Whenever a line in the entries below contains "Search", copy that line.

→ Dataset entries:
§

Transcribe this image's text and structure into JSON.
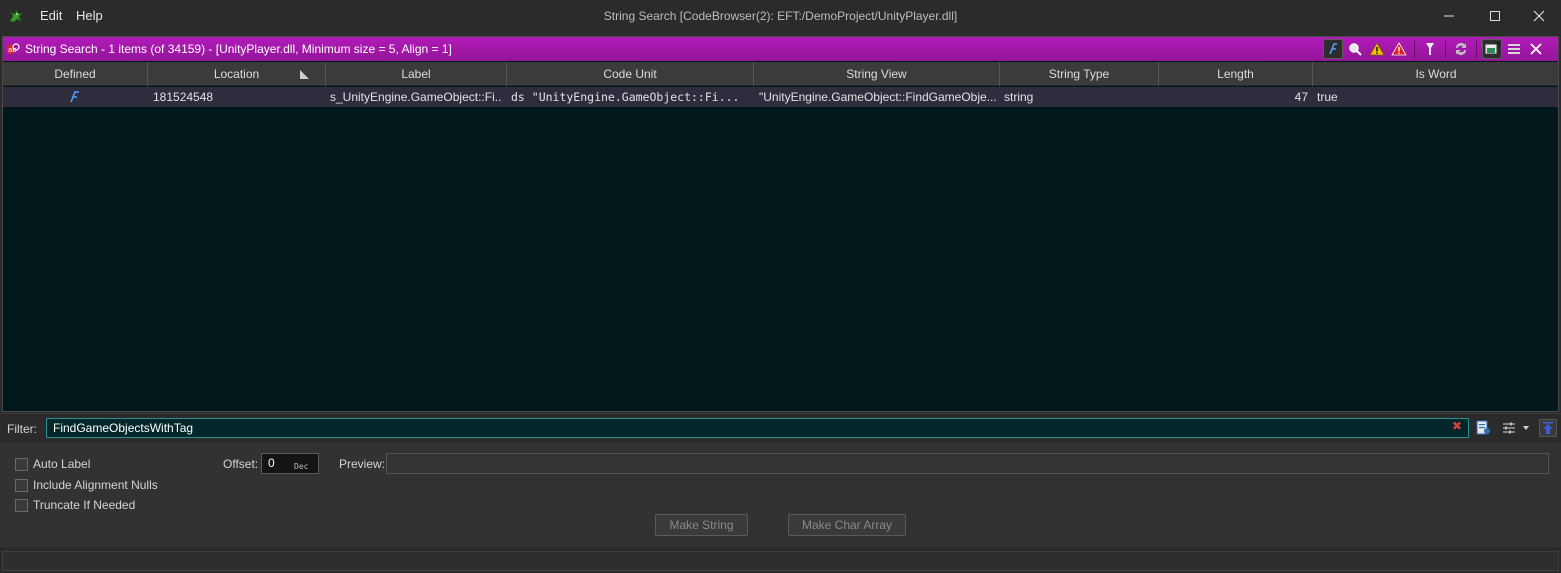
{
  "window": {
    "title": "String Search [CodeBrowser(2): EFT:/DemoProject/UnityPlayer.dll]",
    "menu": [
      {
        "label": "Edit"
      },
      {
        "label": "Help"
      }
    ]
  },
  "component": {
    "title": "String Search - 1 items (of 34159) - [UnityPlayer.dll, Minimum size = 5, Align = 1]",
    "title_color": "#a31aab"
  },
  "table": {
    "columns": [
      {
        "label": "Defined"
      },
      {
        "label": "Location"
      },
      {
        "label": "Label"
      },
      {
        "label": "Code Unit"
      },
      {
        "label": "String View"
      },
      {
        "label": "String Type"
      },
      {
        "label": "Length"
      },
      {
        "label": "Is Word"
      }
    ],
    "rows": [
      {
        "defined_icon": "defined-string-icon",
        "location": "181524548",
        "label": "s_UnityEngine.GameObject::Fi...",
        "code_unit": "ds \"UnityEngine.GameObject::Fi...",
        "string_view": "\"UnityEngine.GameObject::FindGameObje...",
        "string_type": "string",
        "length": "47",
        "is_word": "true"
      }
    ]
  },
  "filter": {
    "label": "Filter:",
    "value": "FindGameObjectsWithTag"
  },
  "options": {
    "auto_label": "Auto Label",
    "include_alignment_nulls": "Include Alignment Nulls",
    "truncate_if_needed": "Truncate If Needed",
    "offset_label": "Offset:",
    "offset_value": "0",
    "offset_unit": "Dec",
    "preview_label": "Preview:",
    "make_string": "Make String",
    "make_char_array": "Make Char Array"
  }
}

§

→ RESULT FOR THIS TASK:
    "title": "String Search [CodeBrowser(2): EFT:/DemoProject/UnityPlayer.dll]",
    "title": "String Search - 1 items (of 34159) - [UnityPlayer.dll, Minimum size = 5, Align = 1]",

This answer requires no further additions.